The dining room is smack dab in the center of the house. Here’s a floor plan:
Even though we leave the windows and door open while we’re working, dust manages to find its way everywhere. We found ourselves dusting pretty much every day, especially in the kitchen. Dust even managed to get upstairs in the hallway and guest bedroom. How? No clue. But it was getting to be a bit much to keep up with. We found these tarp zippers at our local hardware store for $10 a pop:
Basically, they’re a zipper with a heavy-duty adhesive on one side. We stapled some plastic over the doorway leading to the hall and to the kitchen. Then we taped the plastic to the wall and floors to completely seal up the openings. After that, we taped the zipper to the plastic, unzipped it, cut a slit from top to bottom, and we have a plastic doorway:
It looks a bit like a Dexter kill room, but it works like a charm to keep the dust out. We did this for two doorways: the one leading upstairs and the one to the kitchen. We didn’t bother with the door that leads to the living room because dust wasn’t really getting in there to begin with.
Once we finished dust-proofing the doorways, we settled down for a nap on our ginormous radiator:
Not hammy enough? Here ya go:
We dragged the radiator out of the way and saw what was going on behind it:
All together now: ewwwwww…. Luckily that’s not mold we’re looking at. It’s crusty old wallpaper.
It’s the 7th or 8th different wallpaper pattern we’ve found in this house. We’ve lost track at this point. Either way, there was a whole lot of fugliness going on back there. And here’s what we found underneath the radiator:
A giant pile of dust and animal fur. Again: ewwwwww. That picture pretty much sums up why we’ve decided to make radiator boxes. We’re designing them to fit in with the overall look of our house and building them ourselves, so they’ll be more fancy-schmancy than the frumpy radiator boxes we’ve found in catalogs.
Speaking of frumpy, check out what the radiator did to the floor underneath:
We have a little patching and sanding to do. But first, we’re building walls. We started by removing all of the trim:
We talked about it a little in our last dining room post, but we’ve decided not to save and reinstall the old wood trim. The room feels so much more open without it. Once the trim was out, we built our walls.
This wall was, by far, the hardest:
Each rafter was slightly different, so the drywall had to be precisely cut to fit against the ceiling:
It was a bit like Tetris.
We were so geeked to tear down this old doorbell:

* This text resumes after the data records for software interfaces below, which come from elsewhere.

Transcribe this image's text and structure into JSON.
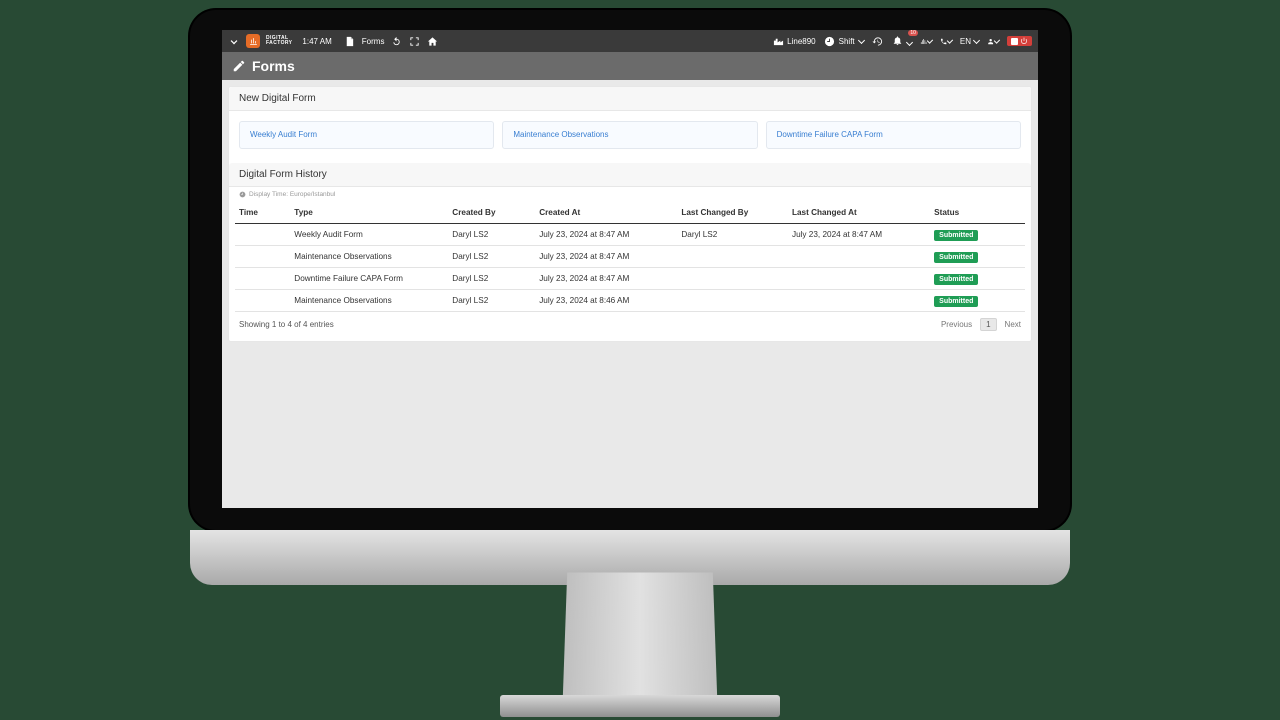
{
  "topbar": {
    "brand_line1": "DIGITAL",
    "brand_line2": "FACTORY",
    "clock": "1:47 AM",
    "nav_forms": "Forms",
    "right": {
      "line": "Line890",
      "shift": "Shift",
      "bell_count": "10",
      "lang": "EN"
    }
  },
  "header": {
    "title": "Forms"
  },
  "new_form": {
    "section_title": "New Digital Form",
    "links": [
      "Weekly Audit Form",
      "Maintenance Observations",
      "Downtime Failure CAPA Form"
    ]
  },
  "history": {
    "section_title": "Digital Form History",
    "tz_label": "Display Time: Europe/Istanbul",
    "columns": {
      "time": "Time",
      "type": "Type",
      "created_by": "Created By",
      "created_at": "Created At",
      "last_changed_by": "Last Changed By",
      "last_changed_at": "Last Changed At",
      "status": "Status"
    },
    "rows": [
      {
        "time": "",
        "type": "Weekly Audit Form",
        "created_by": "Daryl LS2",
        "created_at": "July 23, 2024 at 8:47 AM",
        "last_changed_by": "Daryl LS2",
        "last_changed_at": "July 23, 2024 at 8:47 AM",
        "status": "Submitted"
      },
      {
        "time": "",
        "type": "Maintenance Observations",
        "created_by": "Daryl LS2",
        "created_at": "July 23, 2024 at 8:47 AM",
        "last_changed_by": "",
        "last_changed_at": "",
        "status": "Submitted"
      },
      {
        "time": "",
        "type": "Downtime Failure CAPA Form",
        "created_by": "Daryl LS2",
        "created_at": "July 23, 2024 at 8:47 AM",
        "last_changed_by": "",
        "last_changed_at": "",
        "status": "Submitted"
      },
      {
        "time": "",
        "type": "Maintenance Observations",
        "created_by": "Daryl LS2",
        "created_at": "July 23, 2024 at 8:46 AM",
        "last_changed_by": "",
        "last_changed_at": "",
        "status": "Submitted"
      }
    ],
    "footer": {
      "showing": "Showing 1 to 4 of 4 entries",
      "prev": "Previous",
      "page": "1",
      "next": "Next"
    }
  }
}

We’re guessing it was added in the ’60s or ’70s, and we’ve always hated the way it looks. So we’re replacing it with this:
It’s a small bell. Kind of a tiny version of the giant school bells that we had in our elementary schools. We haven’t installed it yet, but it’s going to look much more subtle than the giant creme-colored box it’s replacing.

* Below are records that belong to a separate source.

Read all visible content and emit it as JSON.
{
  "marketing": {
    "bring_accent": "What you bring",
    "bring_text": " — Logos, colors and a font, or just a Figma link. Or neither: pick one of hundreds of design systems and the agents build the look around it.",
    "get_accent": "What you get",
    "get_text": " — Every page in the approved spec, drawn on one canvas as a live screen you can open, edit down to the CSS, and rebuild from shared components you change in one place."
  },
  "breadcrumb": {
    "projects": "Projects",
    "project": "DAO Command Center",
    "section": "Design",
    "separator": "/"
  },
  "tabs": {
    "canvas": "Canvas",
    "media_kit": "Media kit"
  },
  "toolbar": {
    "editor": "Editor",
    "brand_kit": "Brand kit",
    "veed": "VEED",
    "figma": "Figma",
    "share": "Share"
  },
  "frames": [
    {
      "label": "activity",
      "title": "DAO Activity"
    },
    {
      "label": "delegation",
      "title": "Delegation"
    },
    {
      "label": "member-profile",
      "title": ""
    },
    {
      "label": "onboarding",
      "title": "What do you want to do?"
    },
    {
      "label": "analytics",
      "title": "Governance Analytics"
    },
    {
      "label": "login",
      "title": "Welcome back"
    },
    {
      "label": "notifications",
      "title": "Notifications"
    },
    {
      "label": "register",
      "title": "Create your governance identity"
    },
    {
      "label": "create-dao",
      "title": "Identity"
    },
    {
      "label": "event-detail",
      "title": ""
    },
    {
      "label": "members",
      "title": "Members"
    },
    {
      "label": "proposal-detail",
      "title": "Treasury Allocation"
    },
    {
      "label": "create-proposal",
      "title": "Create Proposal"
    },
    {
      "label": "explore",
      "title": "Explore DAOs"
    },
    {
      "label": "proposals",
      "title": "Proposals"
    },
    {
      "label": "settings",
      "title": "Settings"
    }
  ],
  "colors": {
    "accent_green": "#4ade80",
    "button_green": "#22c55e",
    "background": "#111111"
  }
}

Another thing we were super geeked about:
Saying buh-bye to that hideous floral wall border. We’ve been living with that ugliness for over a year now and covering it up was a happy-dance-around-the-room kind of momentous occasion. We may also have shouted “See you in hell, wallpaper!”

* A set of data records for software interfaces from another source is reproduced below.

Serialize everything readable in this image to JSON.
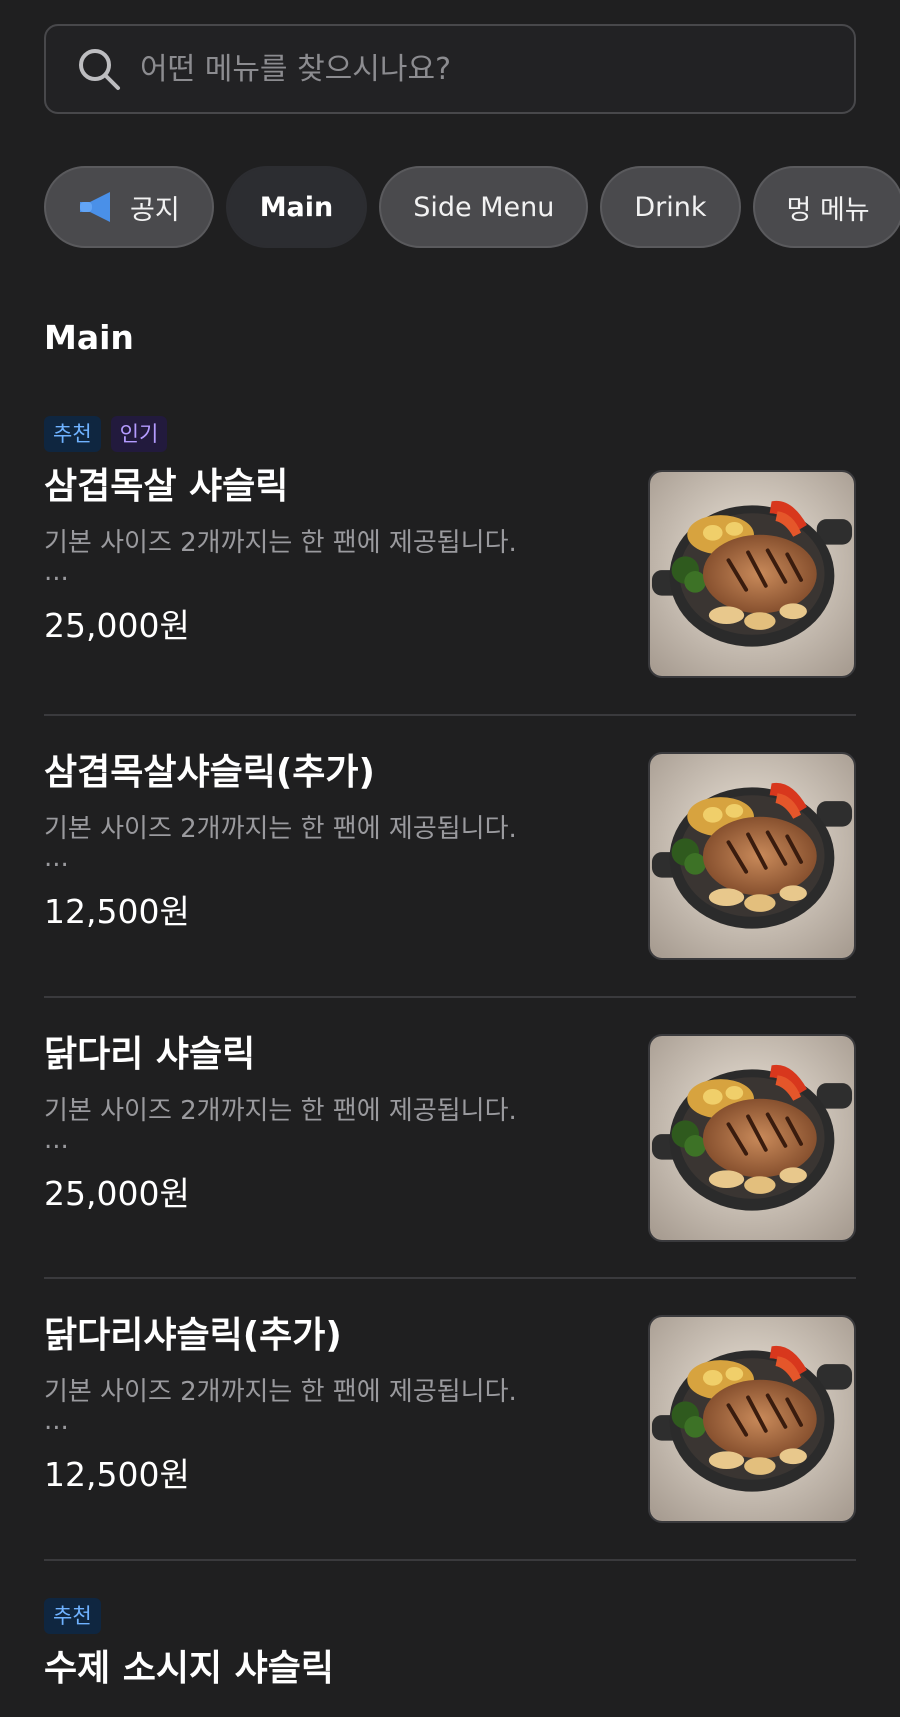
{
  "search": {
    "placeholder": "어떤 메뉴를 찾으시나요?",
    "icon": "search-icon"
  },
  "categories": [
    {
      "label": "공지",
      "icon": "megaphone-icon"
    },
    {
      "label": "Main",
      "active": true
    },
    {
      "label": "Side Menu"
    },
    {
      "label": "Drink"
    },
    {
      "label": "멍 메뉴"
    }
  ],
  "section": {
    "title": "Main"
  },
  "badges": {
    "recommended": "추천",
    "popular": "인기"
  },
  "items": [
    {
      "name": "삼겹목살 샤슬릭",
      "desc": "기본 사이즈 2개까지는 한 팬에 제공됩니다.",
      "more": "...",
      "price": "25,000원",
      "badges": [
        "추천",
        "인기"
      ]
    },
    {
      "name": "삼겹목살샤슬릭(추가)",
      "desc": "기본 사이즈 2개까지는 한 팬에 제공됩니다.",
      "more": "...",
      "price": "12,500원"
    },
    {
      "name": "닭다리 샤슬릭",
      "desc": "기본 사이즈 2개까지는 한 팬에 제공됩니다.",
      "more": "...",
      "price": "25,000원"
    },
    {
      "name": "닭다리샤슬릭(추가)",
      "desc": "기본 사이즈 2개까지는 한 팬에 제공됩니다.",
      "more": "...",
      "price": "12,500원"
    },
    {
      "name": "수제 소시지 샤슬릭",
      "badges": [
        "추천"
      ]
    }
  ],
  "colors": {
    "background": "#1f1f20",
    "chip": "#4a4a4d",
    "chip_active": "#2c2d31",
    "badge_recommended": "#6fb2ff",
    "badge_popular": "#b49bff",
    "megaphone": "#4a90e8"
  }
}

Check out our new, ugly-free walls. So fresh and so clean-clean! And so tall-tall, too:
To give some reference to the height of this room, Bradley’s just a bit over 5’10″. The room has always had taller-than-average ceilings, but we added about a foot when we exposed the rafters. With fresh, untextured drywall and no trim, the entire room feels so much bigger.
Here’s Bradley screwing in the last bit of drywall:
And, finally, here’s how the room looks now:
We love how the clean walls make the raw elements in the room pop. The rafters look so much better jutting out of a textureless wall:
And the spot where the rafters meet the brick looks so much better:
It’s finally starting to look more urban loft and a lot less country tacky.
We still have a lot of work to do before we can wrap this room up, though. We’re currently planning out how to replace the entry door:
It’s an old, solid wood door that would look great if we sanded and painted it, but we’re not going to keep it. It’s about half an inch thick and has the thinnest piece of single-pane glass known to mankind. Seriously. We might as well have a Kleenex separating us from the elements. This thing is doing nothing to keep us warm in the winter. So we’re shopping around for new doors. It’s not as easy as it sounds — all of the doors in our house are so old that they’re not standard-sized. Boo! Hiss! We might have to make or order custom exterior doors for the dining room and kitchen.
We have a lot of updates for you guys this week. We’re running in high gear right now so we’ll be posting more frequently. Whee! In our next post, we’re going to talk about our plans for the dining room doors:
That’s coming up tomorrow. Stay tuned!